- Create Realistic Scenarios and Tasks: Develop realistic and relevant test scenarios and tasks that mimic how users would naturally interact with the product. Ensure that tasks are clear, unbiased, and representative of common user actions.
- Encourage Natural Behavior: During testing, encourage participants to behave naturally. Emphasize that you are evaluating the product and not assessing their abilities. The goal is to observe how users would typically interact with the product.
- Minimize Bias and Distractions: Create a neutral testing environment that minimizes distractions and reduces bias. Avoid influencing participants with leading questions or suggestions. Let them explore and interact with the product independently.
- Use a Mix of Qualitative and Quantitative Data: Gather both qualitative and quantitative data during usability testing. Qualitative data includes participant observations, comments, and feedback, while quantitative data can involve metrics like task completion times or success rates.
- Record and Analyze Sessions: Record usability testing sessions, including participants’ screen interactions and audio commentary. This allows you to revisit sessions for a deeper analysis and share concrete examples of usability issues with the team.
- Iterate and Prioritize Improvements: Usability testing should be an iterative process. After analyzing the findings, work with the development and design teams to prioritize and address identified usability issues. Implement changes and then retest the product to ensure that improvements have the desired impact.
- Involve Stakeholders: Include stakeholders, such as product managers, designers, and developers, in the testing process or share testing results with them. This helps align the team’s understanding of user needs and priorities.
- Maintain a Positive and Supportive Environment: Create a supportive atmosphere during testing sessions. Participants should feel comfortable sharing their thoughts and concerns without fear of judgment. Facilitators should be empathetic and encouraging.
- Focus on the User’s Perspective: Put yourself in the user’s shoes. When interpreting findings, prioritize what matters most to users rather than personal preferences or assumptions.
- Document and Share Findings: Create a comprehensive usability testing report that summarizes the findings, including both quantitative and qualitative data. Use screenshots, videos, or quotes from participants to illustrate key points. Share this report with the project team and stakeholders.
- Test Early and Often: Incorporate usability testing throughout the product development lifecycle, from early prototypes to final versions. Catching and addressing usability issues early is more cost-effective than fixing them later.
- Measure Task Success and User Satisfaction: In addition to identifying usability issues, track task success rates and user satisfaction levels to gauge the overall user experience.

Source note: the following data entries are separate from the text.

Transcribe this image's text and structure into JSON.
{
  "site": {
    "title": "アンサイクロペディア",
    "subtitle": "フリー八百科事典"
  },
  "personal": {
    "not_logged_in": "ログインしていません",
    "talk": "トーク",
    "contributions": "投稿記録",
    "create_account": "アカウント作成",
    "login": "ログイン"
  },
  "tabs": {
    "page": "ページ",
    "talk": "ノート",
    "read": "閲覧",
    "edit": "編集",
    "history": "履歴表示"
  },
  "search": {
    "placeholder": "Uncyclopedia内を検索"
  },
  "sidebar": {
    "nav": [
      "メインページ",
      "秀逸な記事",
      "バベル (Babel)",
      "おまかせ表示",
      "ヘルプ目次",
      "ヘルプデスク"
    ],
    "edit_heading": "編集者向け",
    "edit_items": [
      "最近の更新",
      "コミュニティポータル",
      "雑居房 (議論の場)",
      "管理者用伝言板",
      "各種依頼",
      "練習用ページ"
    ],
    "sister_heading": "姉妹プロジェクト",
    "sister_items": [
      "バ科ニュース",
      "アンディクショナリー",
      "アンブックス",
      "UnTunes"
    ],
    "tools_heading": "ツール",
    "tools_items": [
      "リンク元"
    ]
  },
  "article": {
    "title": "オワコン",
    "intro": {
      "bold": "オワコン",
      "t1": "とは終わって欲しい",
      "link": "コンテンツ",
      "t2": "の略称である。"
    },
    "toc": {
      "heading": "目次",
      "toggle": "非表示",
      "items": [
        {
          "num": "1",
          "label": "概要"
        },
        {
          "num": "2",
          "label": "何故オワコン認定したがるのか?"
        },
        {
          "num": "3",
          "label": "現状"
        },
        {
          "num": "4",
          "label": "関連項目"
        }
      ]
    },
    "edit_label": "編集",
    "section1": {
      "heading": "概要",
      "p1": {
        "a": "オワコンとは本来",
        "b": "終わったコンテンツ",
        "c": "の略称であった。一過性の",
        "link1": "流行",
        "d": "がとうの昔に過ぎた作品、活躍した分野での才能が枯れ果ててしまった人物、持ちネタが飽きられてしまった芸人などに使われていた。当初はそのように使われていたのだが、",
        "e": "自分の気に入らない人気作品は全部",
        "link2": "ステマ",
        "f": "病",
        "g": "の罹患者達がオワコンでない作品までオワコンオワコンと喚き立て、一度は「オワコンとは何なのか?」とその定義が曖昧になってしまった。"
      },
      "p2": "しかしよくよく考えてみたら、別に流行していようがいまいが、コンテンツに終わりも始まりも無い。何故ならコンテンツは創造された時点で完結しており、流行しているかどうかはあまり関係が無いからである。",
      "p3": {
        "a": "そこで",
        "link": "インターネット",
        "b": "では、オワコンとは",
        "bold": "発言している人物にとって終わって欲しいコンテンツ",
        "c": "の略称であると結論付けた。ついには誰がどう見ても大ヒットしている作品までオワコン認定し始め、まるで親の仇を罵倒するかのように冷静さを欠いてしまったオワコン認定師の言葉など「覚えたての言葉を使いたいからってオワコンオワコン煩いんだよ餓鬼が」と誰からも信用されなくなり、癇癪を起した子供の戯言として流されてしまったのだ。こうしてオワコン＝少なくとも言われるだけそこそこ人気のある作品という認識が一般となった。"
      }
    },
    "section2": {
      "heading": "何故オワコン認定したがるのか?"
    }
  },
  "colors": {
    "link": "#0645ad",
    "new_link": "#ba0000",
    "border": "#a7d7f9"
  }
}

- Continuous Improvement: After implementing changes based on usability testing, continue to monitor the product’s usability and gather user feedback. Iterate and make ongoing refinements to enhance the user experience.